[Dataset excerpts]
───

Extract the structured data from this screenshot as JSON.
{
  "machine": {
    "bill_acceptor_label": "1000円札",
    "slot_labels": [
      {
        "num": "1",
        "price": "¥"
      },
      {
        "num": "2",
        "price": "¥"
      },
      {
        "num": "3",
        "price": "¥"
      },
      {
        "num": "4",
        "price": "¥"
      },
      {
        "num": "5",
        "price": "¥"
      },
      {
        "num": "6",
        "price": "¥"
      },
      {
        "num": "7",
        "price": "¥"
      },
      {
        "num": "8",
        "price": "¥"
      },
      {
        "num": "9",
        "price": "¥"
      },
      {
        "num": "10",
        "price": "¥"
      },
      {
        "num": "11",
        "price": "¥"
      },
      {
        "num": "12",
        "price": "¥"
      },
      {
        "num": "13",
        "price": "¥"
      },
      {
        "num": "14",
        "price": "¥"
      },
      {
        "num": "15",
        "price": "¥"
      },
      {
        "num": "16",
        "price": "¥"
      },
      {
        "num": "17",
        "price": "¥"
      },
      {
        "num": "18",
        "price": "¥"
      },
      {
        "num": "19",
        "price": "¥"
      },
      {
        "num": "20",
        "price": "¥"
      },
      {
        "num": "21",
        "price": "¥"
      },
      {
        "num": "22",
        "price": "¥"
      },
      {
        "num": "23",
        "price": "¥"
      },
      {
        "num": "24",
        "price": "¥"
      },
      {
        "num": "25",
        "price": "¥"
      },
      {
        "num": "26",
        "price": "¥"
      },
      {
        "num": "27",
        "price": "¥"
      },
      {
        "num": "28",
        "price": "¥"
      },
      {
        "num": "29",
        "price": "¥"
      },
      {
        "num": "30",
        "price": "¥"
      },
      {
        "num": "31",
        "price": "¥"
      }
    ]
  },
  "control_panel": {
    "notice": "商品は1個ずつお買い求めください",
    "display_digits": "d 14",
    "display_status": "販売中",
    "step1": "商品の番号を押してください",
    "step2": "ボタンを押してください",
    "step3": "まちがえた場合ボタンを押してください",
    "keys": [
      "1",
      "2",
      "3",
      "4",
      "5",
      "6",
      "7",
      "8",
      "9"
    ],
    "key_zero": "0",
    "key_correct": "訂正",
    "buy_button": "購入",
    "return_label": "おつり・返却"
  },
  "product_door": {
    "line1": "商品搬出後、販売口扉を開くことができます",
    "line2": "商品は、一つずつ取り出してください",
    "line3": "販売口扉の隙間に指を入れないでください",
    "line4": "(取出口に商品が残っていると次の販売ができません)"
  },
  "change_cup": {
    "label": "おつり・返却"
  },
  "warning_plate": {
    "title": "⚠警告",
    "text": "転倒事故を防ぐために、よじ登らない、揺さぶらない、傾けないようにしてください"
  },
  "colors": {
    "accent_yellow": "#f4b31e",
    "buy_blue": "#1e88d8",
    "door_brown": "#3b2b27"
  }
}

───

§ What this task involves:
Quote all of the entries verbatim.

§ Task output:
Extract the structured data from this screenshot as JSON.
{
  "machine": {
    "bill_acceptor_label": "1000円札",
    "slot_labels": [
      {
        "num": "1",
        "price": "¥"
      },
      {
        "num": "2",
        "price": "¥"
      },
      {
        "num": "3",
        "price": "¥"
      },
      {
        "num": "4",
        "price": "¥"
      },
      {
        "num": "5",
        "price": "¥"
      },
      {
        "num": "6",
        "price": "¥"
      },
      {
        "num": "7",
        "price": "¥"
      },
      {
        "num": "8",
        "price": "¥"
      },
      {
        "num": "9",
        "price": "¥"
      },
      {
        "num": "10",
        "price": "¥"
      },
      {
        "num": "11",
        "price": "¥"
      },
      {
        "num": "12",
        "price": "¥"
      },
      {
        "num": "13",
        "price": "¥"
      },
      {
        "num": "14",
        "price": "¥"
      },
      {
        "num": "15",
        "price": "¥"
      },
      {
        "num": "16",
        "price": "¥"
      },
      {
        "num": "17",
        "price": "¥"
      },
      {
        "num": "18",
        "price": "¥"
      },
      {
        "num": "19",
        "price": "¥"
      },
      {
        "num": "20",
        "price": "¥"
      },
      {
        "num": "21",
        "price": "¥"
      },
      {
        "num": "22",
        "price": "¥"
      },
      {
        "num": "23",
        "price": "¥"
      },
      {
        "num": "24",
        "price": "¥"
      },
      {
        "num": "25",
        "price": "¥"
      },
      {
        "num": "26",
        "price": "¥"
      },
      {
        "num": "27",
        "price": "¥"
      },
      {
        "num": "28",
        "price": "¥"
      },
      {
        "num": "29",
        "price": "¥"
      },
      {
        "num": "30",
        "price": "¥"
      },
      {
        "num": "31",
        "price": "¥"
      }
    ]
  },
  "control_panel": {
    "notice": "商品は1個ずつお買い求めください",
    "display_digits": "d 14",
    "display_status": "販売中",
    "step1": "商品の番号を押してください",
    "step2": "ボタンを押してください",
    "step3": "まちがえた場合ボタンを押してください",
    "keys": [
      "1",
      "2",
      "3",
      "4",
      "5",
      "6",
      "7",
      "8",
      "9"
    ],
    "key_zero": "0",
    "key_correct": "訂正",
    "buy_button": "購入",
    "return_label": "おつり・返却"
  },
  "product_door": {
    "line1": "商品搬出後、販売口扉を開くことができます",
    "line2": "商品は、一つずつ取り出してください",
    "line3": "販売口扉の隙間に指を入れないでください",
    "line4": "(取出口に商品が残っていると次の販売ができません)"
  },
  "change_cup": {
    "label": "おつり・返却"
  },
  "warning_plate": {
    "title": "⚠警告",
    "text": "転倒事故を防ぐために、よじ登らない、揺さぶらない、傾けないようにしてください"
  },
  "colors": {
    "accent_yellow": "#f4b31e",
    "buy_blue": "#1e88d8",
    "door_brown": "#3b2b27"
  }
}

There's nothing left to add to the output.